This isn’t explicitly a podcast story, but you can sort it under the broader on-demand audio bucket…
Last week, an “audio-first online education” startup called Knowable initiated a press push announcing that it has raised $3.75 million seed round. Product-wise, Knowable is structured as a platform that sells users long-form courses around a series of topics at $100 per course. Its offerings are currently clustered around tech person-oriented stuff like launching startups and self-improvement stuff like “speaking with confidence,” but there’s also a course in there about starting podcasts. I suppose you have to start somewhere. (Here’s Techcrunch with a deeper dive.)
Knowable’s funding round was led by Andreessen Horowitz’s Connie Chan, who published a blog post last November that sought to lay out a comparative analysis between the American podcast market and what she defined as China’s “paid podcast” market, which felt like an extension of an assumption held by a Marketplace piece that September on what it calls China’s FOMO industry — the assumption being, it’s appropriate to compare what goes on in the American podcast market with China’s paid audio market…
… which I don’t think should be the case, as I argued in this interview column from May, because paid audio market comparisons between the US and China should account for something like Audible, quite literally a paid subscription on-demand audio platform.
Anyway, something else that’s interesting about this Knowable story is the way the startup partly defines its value-defining strategy by cobbling together the online education market and “audio renaissance” narratives. When I spoke with founders Warren Schaeffer and Alex Benzer over the phone recently, they evoked the fact that the current global e-learning market is estimated to be around $190 billion and is projected to grow to $300 billion by 2025, argued that the US market doesn’t appear to have many audio-first options, and theorized that podcasting’s rising popularity suggests an opportunity to plug a gap that may well exist.
Which may or may not be an accurate assessment, depending on how you view the scope of competitors. For what it’s worth, I use Audible as an “audio-first online education” tool quite a bit already, and there are more than a few podcasts that fill various education needs on my end. (Shout-out to NPR’s Life Kit. I’m not sure if its real estate series directly helped me in my recent home buying adventures, but it did make me feel like I was preparing for something.)

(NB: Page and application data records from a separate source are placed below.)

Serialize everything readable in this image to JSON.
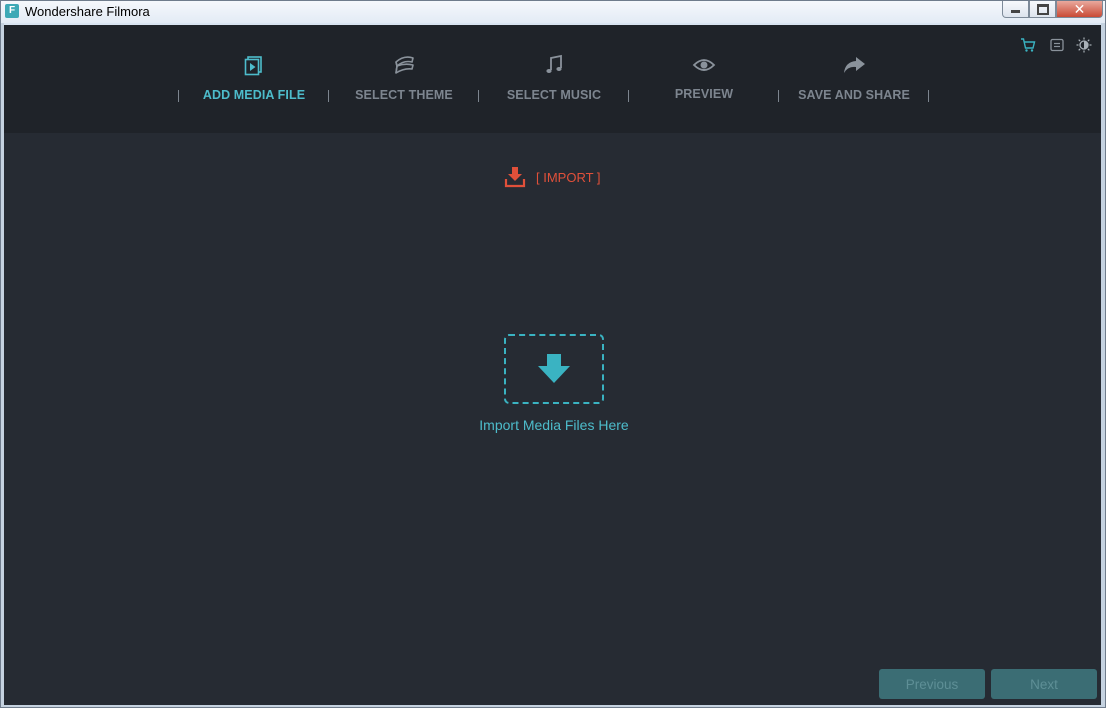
{
  "window": {
    "title": "Wondershare Filmora",
    "app_icon_letter": "F",
    "close_glyph": "✕"
  },
  "steps": [
    {
      "label": "ADD MEDIA FILE",
      "icon": "media-file-icon",
      "active": true
    },
    {
      "label": "SELECT THEME",
      "icon": "theme-icon",
      "active": false
    },
    {
      "label": "SELECT MUSIC",
      "icon": "music-note-icon",
      "active": false
    },
    {
      "label": "PREVIEW",
      "icon": "eye-icon",
      "active": false
    },
    {
      "label": "SAVE AND SHARE",
      "icon": "share-arrow-icon",
      "active": false
    }
  ],
  "top_icons": [
    "cart-icon",
    "menu-icon",
    "theme-toggle-icon"
  ],
  "import": {
    "label": "[ IMPORT ]"
  },
  "dropzone": {
    "text": "Import Media Files Here"
  },
  "footer": {
    "previous_label": "Previous",
    "next_label": "Next"
  },
  "colors": {
    "accent": "#4dbccb",
    "import_red": "#e0503a",
    "header_bg": "#1f2329",
    "body_bg": "#262b33",
    "button_bg": "#3b6d74"
  }
}
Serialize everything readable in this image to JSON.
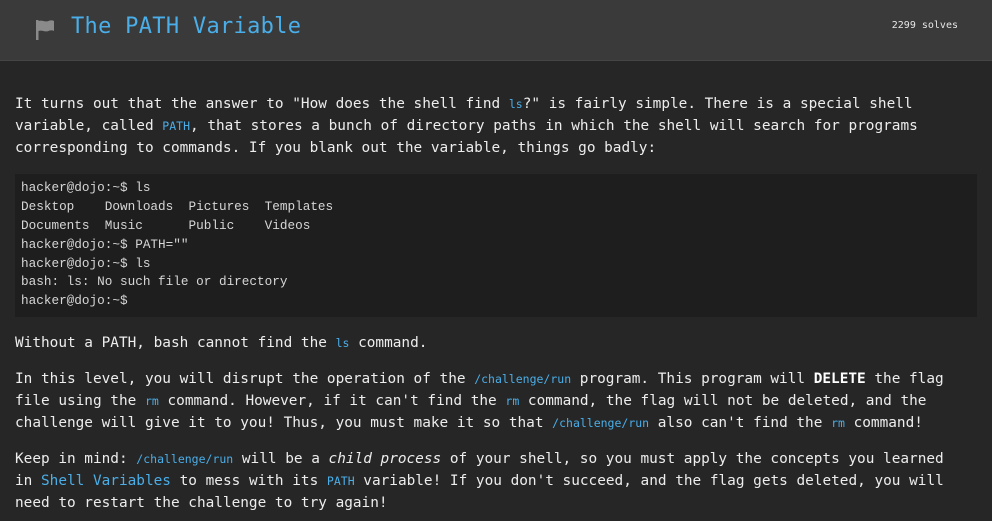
{
  "header": {
    "flag_icon": "flag-icon",
    "title": "The PATH Variable",
    "solves": "2299 solves"
  },
  "p1": {
    "t1": "It turns out that the answer to \"How does the shell find ",
    "c1": "ls",
    "t2": "?\" is fairly simple. There is a special shell",
    "t3": "variable, called ",
    "c2": "PATH",
    "t4": ", that stores a bunch of directory paths in which the shell will search for programs",
    "t5": "corresponding to commands. If you blank out the variable, things go badly:"
  },
  "terminal": {
    "lines": [
      "hacker@dojo:~$ ls",
      "Desktop    Downloads  Pictures  Templates",
      "Documents  Music      Public    Videos",
      "hacker@dojo:~$ PATH=\"\"",
      "hacker@dojo:~$ ls",
      "bash: ls: No such file or directory",
      "hacker@dojo:~$"
    ]
  },
  "p2": {
    "t1": "Without a PATH, bash cannot find the ",
    "c1": "ls",
    "t2": " command."
  },
  "p3": {
    "t1": "In this level, you will disrupt the operation of the ",
    "c1": "/challenge/run",
    "t2": " program. This program will ",
    "b1": "DELETE",
    "t3": " the flag",
    "t4": "file using the ",
    "c2": "rm",
    "t5": " command. However, if it can't find the ",
    "c3": "rm",
    "t6": " command, the flag will not be deleted, and the",
    "t7": "challenge will give it to you! Thus, you must make it so that ",
    "c4": "/challenge/run",
    "t8": " also can't find the ",
    "c5": "rm",
    "t9": " command!"
  },
  "p4": {
    "t1": "Keep in mind: ",
    "c1": "/challenge/run",
    "t2": " will be a ",
    "i1": "child process",
    "t3": " of your shell, so you must apply the concepts you learned",
    "t4": "in ",
    "a1": "Shell Variables",
    "t5": " to mess with its ",
    "c2": "PATH",
    "t6": " variable! If you don't succeed, and the flag gets deleted, you will",
    "t7": "need to restart the challenge to try again!"
  }
}
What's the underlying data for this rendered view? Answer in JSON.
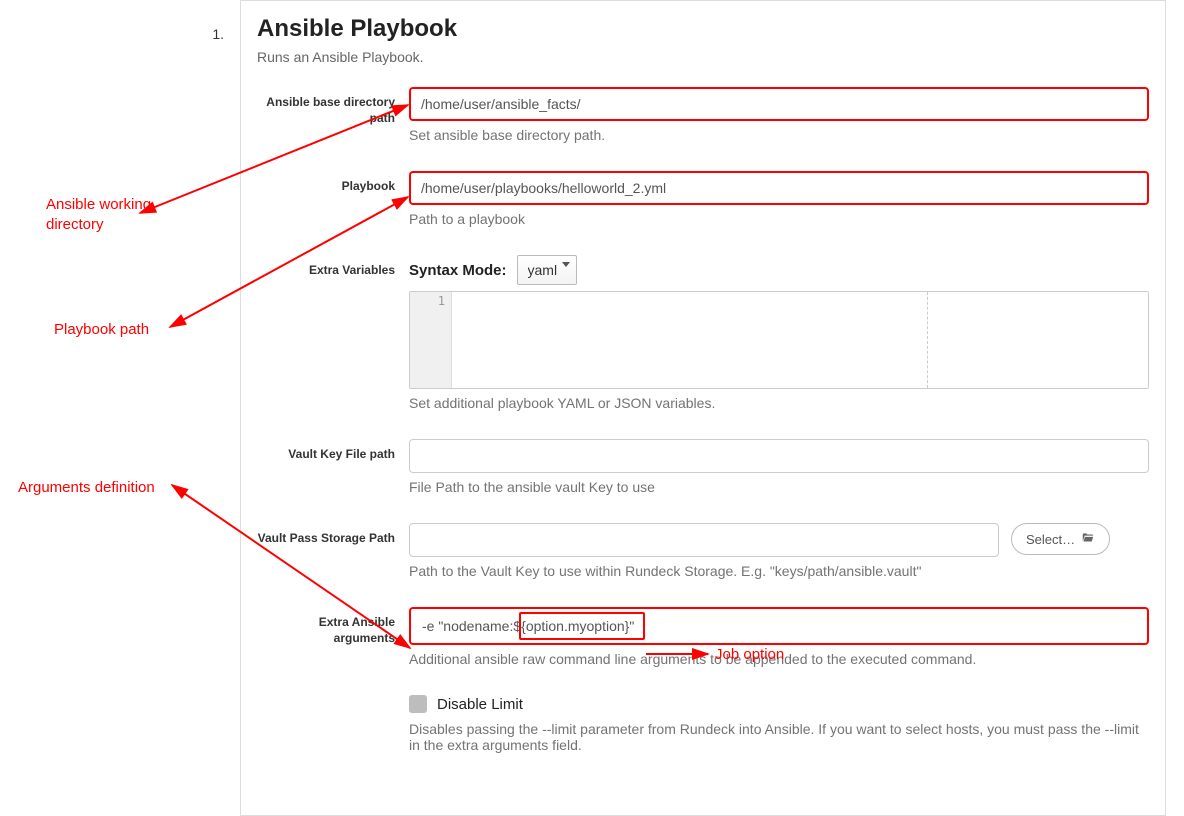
{
  "step_number": "1.",
  "section_title": "Ansible Playbook",
  "section_subtitle": "Runs an Ansible Playbook.",
  "fields": {
    "base_dir": {
      "label": "Ansible base directory path",
      "value": "/home/user/ansible_facts/",
      "help": "Set ansible base directory path."
    },
    "playbook": {
      "label": "Playbook",
      "value": "/home/user/playbooks/helloworld_2.yml",
      "help": "Path to a playbook"
    },
    "extra_vars": {
      "label": "Extra Variables",
      "syntax_mode_label": "Syntax Mode:",
      "syntax_mode_value": "yaml",
      "gutter_line": "1",
      "help": "Set additional playbook YAML or JSON variables."
    },
    "vault_key": {
      "label": "Vault Key File path",
      "value": "",
      "help": "File Path to the ansible vault Key to use"
    },
    "vault_pass": {
      "label": "Vault Pass Storage Path",
      "value": "",
      "select_button": "Select…",
      "help": "Path to the Vault Key to use within Rundeck Storage. E.g. \"keys/path/ansible.vault\""
    },
    "extra_args": {
      "label": "Extra Ansible arguments",
      "value": "-e \"nodename:${option.myoption}\"",
      "help": "Additional ansible raw command line arguments to be appended to the executed command."
    },
    "disable_limit": {
      "label": "Disable Limit",
      "help": "Disables passing the --limit parameter from Rundeck into Ansible. If you want to select hosts, you must pass the --limit in the extra arguments field."
    }
  },
  "annotations": {
    "working_dir": "Ansible working directory",
    "playbook_path": "Playbook path",
    "arguments_def": "Arguments definition",
    "job_option": "Job option"
  }
}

The longer-term value counter-argument, I suppose, is the possibility of successful platform-oriented execution over time. Presumably, by monitoring behaviors on its platform, the Knowable team may figure out good feedback loops that’ll help them better serve and grow its base of paid audiences.
Or they might not.